In four field seasons, carried out jointly with the University of Oxford, this research project investigated the development of two bathing complexes at Pompeii and their role in its urban development. The fieldwork results are contextualized within an overarching focus on the multifaceted phenomenon of cityscaping. This project contributes, beyond Pompeii and bathing culture, to current debates on the urbanization of Italy and the sociocultural, economic and political conditions, influences, and agents of this process.
In the medieval city in Central Europe the public and public cultures were not only shaped by institutionalized competences, but by multimedia signs, signals, and their perception. The main topic of this project was the interference of acoustic spheres – as they are created by noise, music and bells sounds – and the constitution of spatial structure and significance (juridical, social, transcendental) in the middle ages.
The goal of this Ph.D. research project is to define the historical context in which the Lienzo Seler II was produced through the latest works on the Coixtlahuaca group of documents while considering the ethno-historical, geographical and archaeological data for its interpretation.
Konzeptionen von Raum und Identität in Bild und Text am aragonesischen Hof von Neapel im 15. Jahrhundert (C-5-9-1)Dissertation
The original research hypothesis of this Ph.D. project was the assumption that there is a connection between the 15th-century representations of landscape in maps and in the background of panel paintings. During the research process the focus was adjusted to the appropriation of early Netherlandish models in panel painting.
This project explored the question of what factors led to an imperial building project being judged as megalomaniacal or not. The research project then focused particularly on Imperial Rome and builds on the Palatine Hill project (DAI).
The pragmatic arrangement of multivalent public space which continues to characterize present-day urban and architectural planning also was a major challenge for ancient cities. The aim of this research project was to examine the arrangement of public spaces concerning their use as multivalent spaces, referring to the example of Rome and selected Roman cities from the age of the middle republic to late antiquity.
This project investigates the questions of whether and in what way the “making” of artificial ruins and their subsequent preservation and restoration, presentation and communication has changed over time. Because excavating is always destructive, and hence not all historical phases of a site can be preserved, decisions are made in the course of an excavation considering: which periods are the overriding concern of the excavation, which phases are to be preserved and documented (and how thoroughly). Decisions about the presentation of the site and which aspects of a site are to be given prominence and in what form involve discussions about reconstruction. By reflecting on decisions and developments at archaeological sites from the end of the 19th century until today, the project aims to create a heightened awareness of the importance of archaeological site management in the German research community.

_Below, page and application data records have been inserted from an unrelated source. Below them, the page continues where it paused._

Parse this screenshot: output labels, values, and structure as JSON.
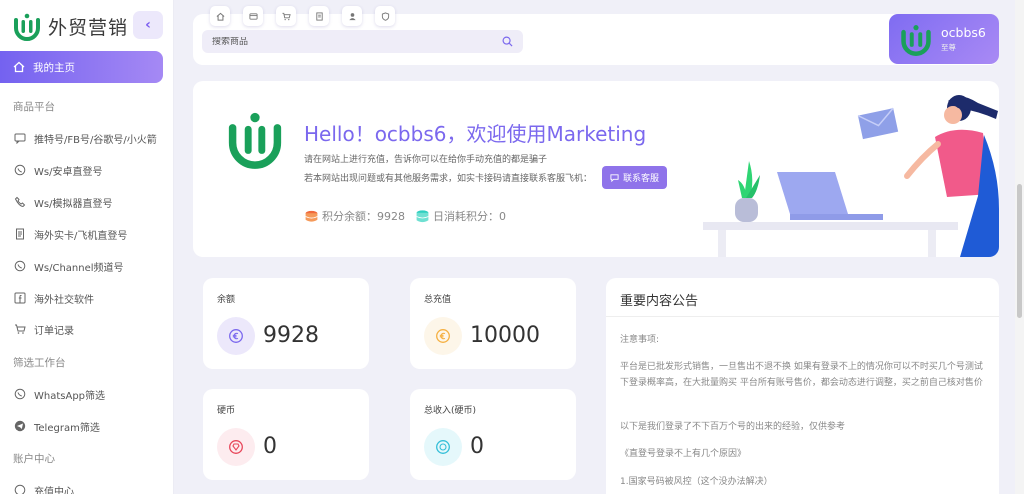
{
  "brand": {
    "name": "外贸营销"
  },
  "sidebar": {
    "active_item": "我的主页",
    "sections": [
      {
        "title": "商品平台",
        "items": [
          "推特号/FB号/谷歌号/小火箭",
          "Ws/安卓直登号",
          "Ws/模拟器直登号",
          "海外实卡/飞机直登号",
          "Ws/Channel频道号",
          "海外社交软件",
          "订单记录"
        ]
      },
      {
        "title": "筛选工作台",
        "items": [
          "WhatsApp筛选",
          "Telegram筛选"
        ]
      },
      {
        "title": "账户中心",
        "items": [
          "充值中心"
        ]
      }
    ]
  },
  "topbar": {
    "quick_tab_icons": [
      "home-icon",
      "card-icon",
      "cart-icon",
      "document-icon",
      "user-icon",
      "shield-icon"
    ],
    "search_placeholder": "搜索商品",
    "user": {
      "name": "ocbbs6",
      "role": "至尊"
    }
  },
  "hero": {
    "title": "Hello！ocbbs6，欢迎使用Marketing",
    "desc1": "请在网站上进行充值，告诉你可以在给你手动充值的都是骗子",
    "desc2": "若本网站出现问题或有其他服务需求，如实卡接码请直接联系客服飞机：",
    "contact_label": "联系客服",
    "points_balance_label": "积分余额：",
    "points_balance": "9928",
    "daily_points_label": "日消耗积分：",
    "daily_points": "0"
  },
  "cards": {
    "balance": {
      "label": "余额",
      "value": "9928"
    },
    "total_recharge": {
      "label": "总充值",
      "value": "10000"
    },
    "coins": {
      "label": "硬币",
      "value": "0"
    },
    "total_income": {
      "label": "总收入(硬币)",
      "value": "0"
    }
  },
  "notice": {
    "title": "重要内容公告",
    "p1": "注意事项:",
    "p2": "平台是已批发形式销售，一旦售出不退不换 如果有登录不上的情况你可以不时买几个号测试下登录概率高，在大批量购买 平台所有账号售价，都会动态进行调整，买之前自己核对售价",
    "p3": "以下是我们登录了不下百万个号的出来的经验，仅供参考",
    "p4": "《直登号登录不上有几个原因》",
    "p5": "1.国家号码被风控（这个没办法解决）"
  },
  "colors": {
    "accent": "#7b68ee",
    "brand_green": "#1aa05a"
  }
}
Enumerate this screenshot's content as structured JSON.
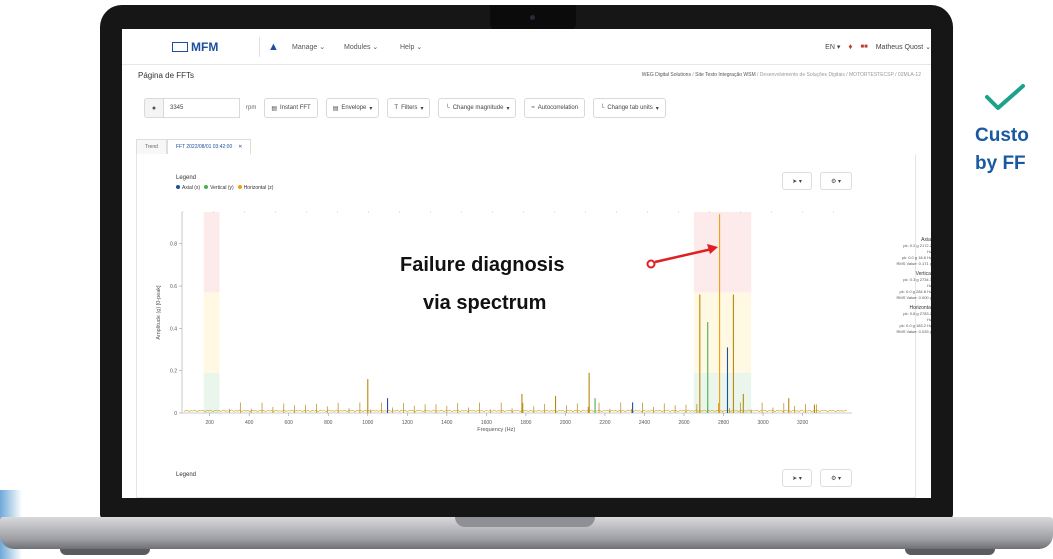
{
  "app": {
    "logo_text": "MFM",
    "nav": {
      "manage": "Manage",
      "modules": "Modules",
      "help": "Help"
    },
    "lang": "EN",
    "user": "Matheus Quost"
  },
  "page": {
    "title": "Página de FFTs",
    "breadcrumb": [
      "WEG Digital Solutions",
      "Site Testo Integração WSM",
      "Desenvolvimento de Soluções Digitais",
      "MOTORTESTECSP",
      "02MLA-12"
    ]
  },
  "toolbar": {
    "rpm_value": "3345",
    "rpm_unit": "rpm",
    "instant_fft": "Instant FFT",
    "envelope": "Envelope",
    "filters": "Filters",
    "change_magnitude": "Change magnitude",
    "autocorrelation": "Autocorrelation",
    "change_tab_units": "Change tab units"
  },
  "tabs": [
    {
      "label": "Trend"
    },
    {
      "label": "FFT 2022/08/01 03:42:00",
      "close": "✕"
    }
  ],
  "legend": {
    "title": "Legend",
    "items": [
      {
        "label": "Axial (x)",
        "color": "#1f4fa0"
      },
      {
        "label": "Vertical (y)",
        "color": "#4caf50"
      },
      {
        "label": "Horizontal (z)",
        "color": "#f39c12"
      }
    ],
    "second_title": "Legend"
  },
  "chart_data": {
    "type": "line",
    "xlabel": "Frequency (Hz)",
    "ylabel": "Amplitude (g) [0-peak]",
    "xlim": [
      60,
      3450
    ],
    "ylim": [
      0,
      0.95
    ],
    "x_ticks": [
      200,
      400,
      600,
      800,
      1000,
      1200,
      1400,
      1600,
      1800,
      2000,
      2200,
      2400,
      2600,
      2800,
      3000,
      3200
    ],
    "x_tick_labels": [
      "200",
      "400",
      "600",
      "800",
      "1000",
      "1200",
      "1400",
      "1600",
      "1800",
      "2000",
      "2200",
      "2400",
      "2600",
      "2800",
      "3000",
      "3200"
    ],
    "y_ticks": [
      0,
      0.2,
      0.4,
      0.6,
      0.8
    ],
    "y_tick_labels": [
      "0",
      "0.2",
      "0.4",
      "0.6",
      "0.8"
    ],
    "bands": [
      {
        "x_range": [
          170,
          250
        ],
        "colors": [
          "#e8f5e9",
          "#fff8e1",
          "#fde8e8"
        ]
      },
      {
        "x_range": [
          2650,
          2940
        ],
        "colors": [
          "#e8f5e9",
          "#fff8e1",
          "#fde8e8"
        ]
      }
    ],
    "peaks": [
      {
        "x": 1000,
        "y": 0.16,
        "color": "#b8860b"
      },
      {
        "x": 1100,
        "y": 0.07,
        "color": "#1f4fa0"
      },
      {
        "x": 1780,
        "y": 0.09,
        "color": "#b8860b"
      },
      {
        "x": 1950,
        "y": 0.08,
        "color": "#b8860b"
      },
      {
        "x": 2120,
        "y": 0.19,
        "color": "#b8860b"
      },
      {
        "x": 2150,
        "y": 0.07,
        "color": "#4caf50"
      },
      {
        "x": 2340,
        "y": 0.05,
        "color": "#1f4fa0"
      },
      {
        "x": 2680,
        "y": 0.56,
        "color": "#b8860b"
      },
      {
        "x": 2720,
        "y": 0.43,
        "color": "#4caf50"
      },
      {
        "x": 2780,
        "y": 0.94,
        "color": "#f39c12"
      },
      {
        "x": 2820,
        "y": 0.31,
        "color": "#1f4fa0"
      },
      {
        "x": 2850,
        "y": 0.56,
        "color": "#b8860b"
      },
      {
        "x": 2900,
        "y": 0.09,
        "color": "#b8860b"
      },
      {
        "x": 3130,
        "y": 0.07,
        "color": "#b8860b"
      },
      {
        "x": 3260,
        "y": 0.04,
        "color": "#b8860b"
      }
    ]
  },
  "side_info": [
    {
      "head": "Axial",
      "lines": [
        "pk: 0.2 g 2172.2",
        "Hz",
        "pk: 0.0 g 18.6 Hz",
        "RMS Value: 0.171 g"
      ]
    },
    {
      "head": "Vertical",
      "lines": [
        "pk: 0.3 g 2734.3",
        "Hz",
        "pk: 0.0 g 284.8 Hz",
        "RMS Value: 0.000 g"
      ]
    },
    {
      "head": "Horizontal",
      "lines": [
        "pk: 0.8 g 2783.2",
        "Hz",
        "pk: 0.0 g 183.2 Hz",
        "RMS Value: 0.033 g"
      ]
    }
  ],
  "annotation": {
    "line1": "Failure diagnosis",
    "line2": "via spectrum"
  },
  "promo": {
    "line1": "Custo",
    "line2": "by FF",
    "check_color": "#1aa38a"
  }
}
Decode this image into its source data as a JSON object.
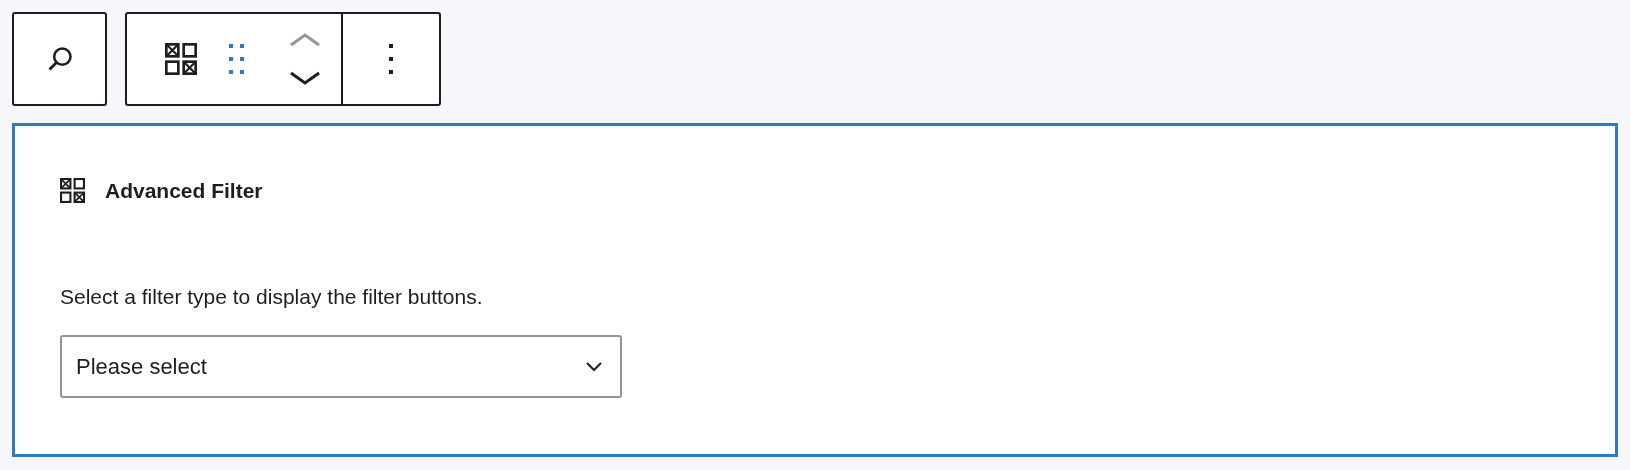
{
  "toolbar": {
    "move_up": {
      "disabled": true
    },
    "move_down": {
      "disabled": false
    }
  },
  "block": {
    "title": "Advanced Filter",
    "description": "Select a filter type to display the filter buttons.",
    "select": {
      "value": "Please select"
    }
  }
}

The influences of extensiv raw material extraction, the processing of the workpieces and their distribution in Mediterranean world as well as the influences of the local landscape and city development of Simitthus (Tunisia) were major tasks of this research project. One focus was studying the use of the marmor Numidicum in different periods of time from the 2nd century BC until the 7th century AD to get a spectrum of utilization. The project was as well dealing with fundamental questions to trading and commerce, as to the quarries and agents in the marble business.